Here’s a sad postscript that shows once again the power of dark money in off-the-radar races. The silver lining amidst the clouds of the recall election in Wisconsin was that Democrats at least “took over” the state Senate. “Took over” was a bit of a strong word, because they won a majority in the chamber after the legislative session ended. They gaveled in as the majority precisely once, to hand out committee assignments. No legislating was done with that majority, and none could happen unless Scott Walker called a new session. So Democrats would have to defend that majority in this election. And they would have to do it with new district maps that Republicans created to solidify their gains, before the Senate takeover.
The AFL-CIO brings the bad news:

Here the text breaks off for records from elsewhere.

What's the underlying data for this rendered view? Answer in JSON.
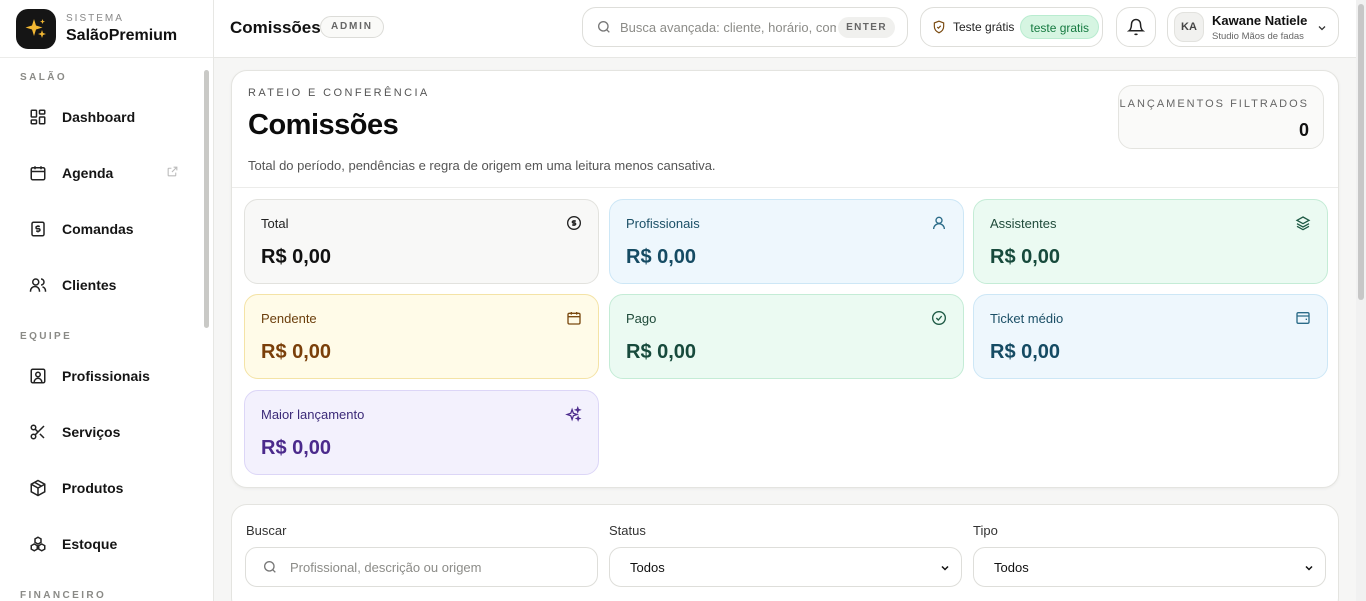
{
  "brand": {
    "system_label": "SISTEMA",
    "name": "SalãoPremium",
    "logo_icon": "sparkles-icon"
  },
  "sidebar": {
    "sections": [
      {
        "title": "SALÃO",
        "items": [
          {
            "label": "Dashboard",
            "icon": "grid-icon"
          },
          {
            "label": "Agenda",
            "icon": "calendar-icon",
            "external": true
          },
          {
            "label": "Comandas",
            "icon": "receipt-icon"
          },
          {
            "label": "Clientes",
            "icon": "users-icon"
          }
        ]
      },
      {
        "title": "EQUIPE",
        "items": [
          {
            "label": "Profissionais",
            "icon": "id-badge-icon"
          },
          {
            "label": "Serviços",
            "icon": "scissors-icon"
          },
          {
            "label": "Produtos",
            "icon": "box-icon"
          },
          {
            "label": "Estoque",
            "icon": "boxes-icon"
          }
        ]
      },
      {
        "title": "FINANCEIRO"
      }
    ]
  },
  "header": {
    "title": "Comissões",
    "role": "ADMIN",
    "search_placeholder": "Busca avançada: cliente, horário, comanda",
    "search_key": "ENTER",
    "trial_label": "Teste grátis",
    "trial_status": "teste gratis",
    "user": {
      "initials": "KA",
      "name": "Kawane Natiele",
      "studio": "Studio Mãos de fadas"
    }
  },
  "summary": {
    "eyebrow": "RATEIO E CONFERÊNCIA",
    "title": "Comissões",
    "description": "Total do período, pendências e regra de origem em uma leitura menos cansativa.",
    "counter_label": "LANÇAMENTOS FILTRADOS",
    "counter_value": "0",
    "stats": [
      {
        "label": "Total",
        "value": "R$ 0,00",
        "icon": "dollar-circle-icon",
        "bg": "#f8f8f7",
        "border": "#e2e2de",
        "label_color": "#222222",
        "value_color": "#111111",
        "icon_color": "#222222"
      },
      {
        "label": "Profissionais",
        "value": "R$ 0,00",
        "icon": "user-icon",
        "bg": "#eef7fd",
        "border": "#cde7f6",
        "label_color": "#1b4f66",
        "value_color": "#154b63",
        "icon_color": "#2a6b88"
      },
      {
        "label": "Assistentes",
        "value": "R$ 0,00",
        "icon": "layers-icon",
        "bg": "#ebfaf2",
        "border": "#c4ecd6",
        "label_color": "#1f4a3a",
        "value_color": "#174a3c",
        "icon_color": "#1e5a45"
      },
      {
        "label": "Pendente",
        "value": "R$ 0,00",
        "icon": "calendar-icon",
        "bg": "#fffbe8",
        "border": "#f4e3a6",
        "label_color": "#6b3e0c",
        "value_color": "#7a3f0a",
        "icon_color": "#7a4a10"
      },
      {
        "label": "Pago",
        "value": "R$ 0,00",
        "icon": "check-circle-icon",
        "bg": "#ebfaf2",
        "border": "#c4ecd6",
        "label_color": "#1f4a3a",
        "value_color": "#174a3c",
        "icon_color": "#1e5a45"
      },
      {
        "label": "Ticket médio",
        "value": "R$ 0,00",
        "icon": "wallet-icon",
        "bg": "#eef7fd",
        "border": "#cde7f6",
        "label_color": "#1b4f66",
        "value_color": "#154b63",
        "icon_color": "#2a6b88"
      },
      {
        "label": "Maior lançamento",
        "value": "R$ 0,00",
        "icon": "sparkles-icon",
        "bg": "#f3f1fd",
        "border": "#dcd6f7",
        "label_color": "#3b2a78",
        "value_color": "#4b2a8c",
        "icon_color": "#4b2a8c"
      }
    ]
  },
  "filters": {
    "search_label": "Buscar",
    "search_placeholder": "Profissional, descrição ou origem",
    "status_label": "Status",
    "status_value": "Todos",
    "type_label": "Tipo",
    "type_value": "Todos"
  }
}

Wisconsin Senate: Republicans retook the majority. Republicans needed to defeat just one Democratic incumbent or win the one open seat while protecting the four GOP incumbents facing challengers to reclaim the majority in the Senate. Republicans won the open seat in far northeastern Wisconsin’s 12th Senate District and all four GOP incumbents won their races handily. That leaves the balance of power at 16-16 with Republican challenger Rick Gudex leading Democrat Rep. Jessica King in east-central Wisconsin’s 18th Senate District. Another open seat will be filled in a December special election and will almost certainly remain Republican, essentially giving the GOP a 17-16 edge that could grow to 18-15 if Gudex emerges victorious.
Wisconsin Assembly: Republicans will continue to control the Wisconsin Assembly. Republicans have 58 seats, Democrats have 37 seats, and 4 remain uncalled.
Jessica King, in fact, was one of the recall winners that tipped the state Senate in the Democrats’ direction. She defeated philanderer Randy Hopper in that race, but the seat was redistricted to make it tough on her, and she’s in danger of losing.
But that race actually doesn’t matter a whole lot. Republicans will have a trifecta in Madison, just like they had before the recalls. And Scott Walker will be able to do a whole lot more mischief.
Other state legislative races were mixed, but they show that Democrats still have trouble breaking through, despite big turnout among their new electoral coalition. Democrats did win back a number of chambers after the wipeout in 2010. They won the Colorado House, the Maine House and Senate (just a great night for Maine), the Minnesota House and Senate (another state where marriage was on the ballot, incidentally), the Oregon House, and possibly the New Hampshire House. They also retained the Iowa Senate and Nevada Senate, and secured a governing majority of over 2/3 in the California legislature.
But Democrats failed to make majority-changing gains in places like Florida, Pennsylvania and Michigan, lost the Senate in Alaska, and will now have less than 1/3 of the Indiana House. In Ohio, the House added one seat. The twin barrels of redistricting and big money secured these gains for Republicans. Even in states where Democrats did well in more high-profile races, they couldn’t crack the legislative nut, with Wisconsin being among the most egregious examples. And we’ve seen the damage that state legislatures can do throughout 2011 and 2012. The states will continue to present a real fight in the near future.